● **Exercise details**: Reproduce every line of the data, exactly and without its pictures.

Element data from apps and pages
···

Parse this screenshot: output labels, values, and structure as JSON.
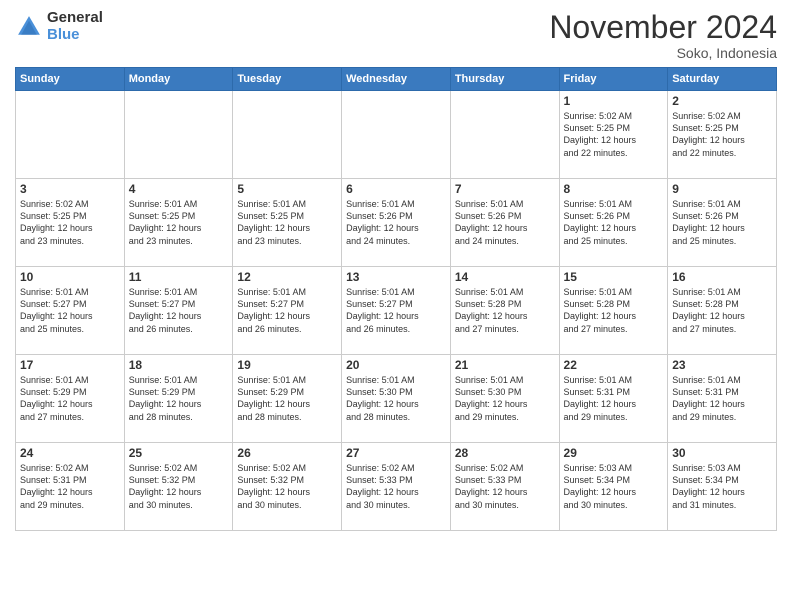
{
  "header": {
    "logo_general": "General",
    "logo_blue": "Blue",
    "month_title": "November 2024",
    "location": "Soko, Indonesia"
  },
  "weekdays": [
    "Sunday",
    "Monday",
    "Tuesday",
    "Wednesday",
    "Thursday",
    "Friday",
    "Saturday"
  ],
  "weeks": [
    [
      {
        "day": "",
        "info": ""
      },
      {
        "day": "",
        "info": ""
      },
      {
        "day": "",
        "info": ""
      },
      {
        "day": "",
        "info": ""
      },
      {
        "day": "",
        "info": ""
      },
      {
        "day": "1",
        "info": "Sunrise: 5:02 AM\nSunset: 5:25 PM\nDaylight: 12 hours\nand 22 minutes."
      },
      {
        "day": "2",
        "info": "Sunrise: 5:02 AM\nSunset: 5:25 PM\nDaylight: 12 hours\nand 22 minutes."
      }
    ],
    [
      {
        "day": "3",
        "info": "Sunrise: 5:02 AM\nSunset: 5:25 PM\nDaylight: 12 hours\nand 23 minutes."
      },
      {
        "day": "4",
        "info": "Sunrise: 5:01 AM\nSunset: 5:25 PM\nDaylight: 12 hours\nand 23 minutes."
      },
      {
        "day": "5",
        "info": "Sunrise: 5:01 AM\nSunset: 5:25 PM\nDaylight: 12 hours\nand 23 minutes."
      },
      {
        "day": "6",
        "info": "Sunrise: 5:01 AM\nSunset: 5:26 PM\nDaylight: 12 hours\nand 24 minutes."
      },
      {
        "day": "7",
        "info": "Sunrise: 5:01 AM\nSunset: 5:26 PM\nDaylight: 12 hours\nand 24 minutes."
      },
      {
        "day": "8",
        "info": "Sunrise: 5:01 AM\nSunset: 5:26 PM\nDaylight: 12 hours\nand 25 minutes."
      },
      {
        "day": "9",
        "info": "Sunrise: 5:01 AM\nSunset: 5:26 PM\nDaylight: 12 hours\nand 25 minutes."
      }
    ],
    [
      {
        "day": "10",
        "info": "Sunrise: 5:01 AM\nSunset: 5:27 PM\nDaylight: 12 hours\nand 25 minutes."
      },
      {
        "day": "11",
        "info": "Sunrise: 5:01 AM\nSunset: 5:27 PM\nDaylight: 12 hours\nand 26 minutes."
      },
      {
        "day": "12",
        "info": "Sunrise: 5:01 AM\nSunset: 5:27 PM\nDaylight: 12 hours\nand 26 minutes."
      },
      {
        "day": "13",
        "info": "Sunrise: 5:01 AM\nSunset: 5:27 PM\nDaylight: 12 hours\nand 26 minutes."
      },
      {
        "day": "14",
        "info": "Sunrise: 5:01 AM\nSunset: 5:28 PM\nDaylight: 12 hours\nand 27 minutes."
      },
      {
        "day": "15",
        "info": "Sunrise: 5:01 AM\nSunset: 5:28 PM\nDaylight: 12 hours\nand 27 minutes."
      },
      {
        "day": "16",
        "info": "Sunrise: 5:01 AM\nSunset: 5:28 PM\nDaylight: 12 hours\nand 27 minutes."
      }
    ],
    [
      {
        "day": "17",
        "info": "Sunrise: 5:01 AM\nSunset: 5:29 PM\nDaylight: 12 hours\nand 27 minutes."
      },
      {
        "day": "18",
        "info": "Sunrise: 5:01 AM\nSunset: 5:29 PM\nDaylight: 12 hours\nand 28 minutes."
      },
      {
        "day": "19",
        "info": "Sunrise: 5:01 AM\nSunset: 5:29 PM\nDaylight: 12 hours\nand 28 minutes."
      },
      {
        "day": "20",
        "info": "Sunrise: 5:01 AM\nSunset: 5:30 PM\nDaylight: 12 hours\nand 28 minutes."
      },
      {
        "day": "21",
        "info": "Sunrise: 5:01 AM\nSunset: 5:30 PM\nDaylight: 12 hours\nand 29 minutes."
      },
      {
        "day": "22",
        "info": "Sunrise: 5:01 AM\nSunset: 5:31 PM\nDaylight: 12 hours\nand 29 minutes."
      },
      {
        "day": "23",
        "info": "Sunrise: 5:01 AM\nSunset: 5:31 PM\nDaylight: 12 hours\nand 29 minutes."
      }
    ],
    [
      {
        "day": "24",
        "info": "Sunrise: 5:02 AM\nSunset: 5:31 PM\nDaylight: 12 hours\nand 29 minutes."
      },
      {
        "day": "25",
        "info": "Sunrise: 5:02 AM\nSunset: 5:32 PM\nDaylight: 12 hours\nand 30 minutes."
      },
      {
        "day": "26",
        "info": "Sunrise: 5:02 AM\nSunset: 5:32 PM\nDaylight: 12 hours\nand 30 minutes."
      },
      {
        "day": "27",
        "info": "Sunrise: 5:02 AM\nSunset: 5:33 PM\nDaylight: 12 hours\nand 30 minutes."
      },
      {
        "day": "28",
        "info": "Sunrise: 5:02 AM\nSunset: 5:33 PM\nDaylight: 12 hours\nand 30 minutes."
      },
      {
        "day": "29",
        "info": "Sunrise: 5:03 AM\nSunset: 5:34 PM\nDaylight: 12 hours\nand 30 minutes."
      },
      {
        "day": "30",
        "info": "Sunrise: 5:03 AM\nSunset: 5:34 PM\nDaylight: 12 hours\nand 31 minutes."
      }
    ]
  ]
}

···

● **Response**:
Parse this screenshot: output labels, values, and structure as JSON.
{
  "header": {
    "logo_general": "General",
    "logo_blue": "Blue",
    "month_title": "November 2024",
    "location": "Soko, Indonesia"
  },
  "weekdays": [
    "Sunday",
    "Monday",
    "Tuesday",
    "Wednesday",
    "Thursday",
    "Friday",
    "Saturday"
  ],
  "weeks": [
    [
      {
        "day": "",
        "info": ""
      },
      {
        "day": "",
        "info": ""
      },
      {
        "day": "",
        "info": ""
      },
      {
        "day": "",
        "info": ""
      },
      {
        "day": "",
        "info": ""
      },
      {
        "day": "1",
        "info": "Sunrise: 5:02 AM\nSunset: 5:25 PM\nDaylight: 12 hours\nand 22 minutes."
      },
      {
        "day": "2",
        "info": "Sunrise: 5:02 AM\nSunset: 5:25 PM\nDaylight: 12 hours\nand 22 minutes."
      }
    ],
    [
      {
        "day": "3",
        "info": "Sunrise: 5:02 AM\nSunset: 5:25 PM\nDaylight: 12 hours\nand 23 minutes."
      },
      {
        "day": "4",
        "info": "Sunrise: 5:01 AM\nSunset: 5:25 PM\nDaylight: 12 hours\nand 23 minutes."
      },
      {
        "day": "5",
        "info": "Sunrise: 5:01 AM\nSunset: 5:25 PM\nDaylight: 12 hours\nand 23 minutes."
      },
      {
        "day": "6",
        "info": "Sunrise: 5:01 AM\nSunset: 5:26 PM\nDaylight: 12 hours\nand 24 minutes."
      },
      {
        "day": "7",
        "info": "Sunrise: 5:01 AM\nSunset: 5:26 PM\nDaylight: 12 hours\nand 24 minutes."
      },
      {
        "day": "8",
        "info": "Sunrise: 5:01 AM\nSunset: 5:26 PM\nDaylight: 12 hours\nand 25 minutes."
      },
      {
        "day": "9",
        "info": "Sunrise: 5:01 AM\nSunset: 5:26 PM\nDaylight: 12 hours\nand 25 minutes."
      }
    ],
    [
      {
        "day": "10",
        "info": "Sunrise: 5:01 AM\nSunset: 5:27 PM\nDaylight: 12 hours\nand 25 minutes."
      },
      {
        "day": "11",
        "info": "Sunrise: 5:01 AM\nSunset: 5:27 PM\nDaylight: 12 hours\nand 26 minutes."
      },
      {
        "day": "12",
        "info": "Sunrise: 5:01 AM\nSunset: 5:27 PM\nDaylight: 12 hours\nand 26 minutes."
      },
      {
        "day": "13",
        "info": "Sunrise: 5:01 AM\nSunset: 5:27 PM\nDaylight: 12 hours\nand 26 minutes."
      },
      {
        "day": "14",
        "info": "Sunrise: 5:01 AM\nSunset: 5:28 PM\nDaylight: 12 hours\nand 27 minutes."
      },
      {
        "day": "15",
        "info": "Sunrise: 5:01 AM\nSunset: 5:28 PM\nDaylight: 12 hours\nand 27 minutes."
      },
      {
        "day": "16",
        "info": "Sunrise: 5:01 AM\nSunset: 5:28 PM\nDaylight: 12 hours\nand 27 minutes."
      }
    ],
    [
      {
        "day": "17",
        "info": "Sunrise: 5:01 AM\nSunset: 5:29 PM\nDaylight: 12 hours\nand 27 minutes."
      },
      {
        "day": "18",
        "info": "Sunrise: 5:01 AM\nSunset: 5:29 PM\nDaylight: 12 hours\nand 28 minutes."
      },
      {
        "day": "19",
        "info": "Sunrise: 5:01 AM\nSunset: 5:29 PM\nDaylight: 12 hours\nand 28 minutes."
      },
      {
        "day": "20",
        "info": "Sunrise: 5:01 AM\nSunset: 5:30 PM\nDaylight: 12 hours\nand 28 minutes."
      },
      {
        "day": "21",
        "info": "Sunrise: 5:01 AM\nSunset: 5:30 PM\nDaylight: 12 hours\nand 29 minutes."
      },
      {
        "day": "22",
        "info": "Sunrise: 5:01 AM\nSunset: 5:31 PM\nDaylight: 12 hours\nand 29 minutes."
      },
      {
        "day": "23",
        "info": "Sunrise: 5:01 AM\nSunset: 5:31 PM\nDaylight: 12 hours\nand 29 minutes."
      }
    ],
    [
      {
        "day": "24",
        "info": "Sunrise: 5:02 AM\nSunset: 5:31 PM\nDaylight: 12 hours\nand 29 minutes."
      },
      {
        "day": "25",
        "info": "Sunrise: 5:02 AM\nSunset: 5:32 PM\nDaylight: 12 hours\nand 30 minutes."
      },
      {
        "day": "26",
        "info": "Sunrise: 5:02 AM\nSunset: 5:32 PM\nDaylight: 12 hours\nand 30 minutes."
      },
      {
        "day": "27",
        "info": "Sunrise: 5:02 AM\nSunset: 5:33 PM\nDaylight: 12 hours\nand 30 minutes."
      },
      {
        "day": "28",
        "info": "Sunrise: 5:02 AM\nSunset: 5:33 PM\nDaylight: 12 hours\nand 30 minutes."
      },
      {
        "day": "29",
        "info": "Sunrise: 5:03 AM\nSunset: 5:34 PM\nDaylight: 12 hours\nand 30 minutes."
      },
      {
        "day": "30",
        "info": "Sunrise: 5:03 AM\nSunset: 5:34 PM\nDaylight: 12 hours\nand 31 minutes."
      }
    ]
  ]
}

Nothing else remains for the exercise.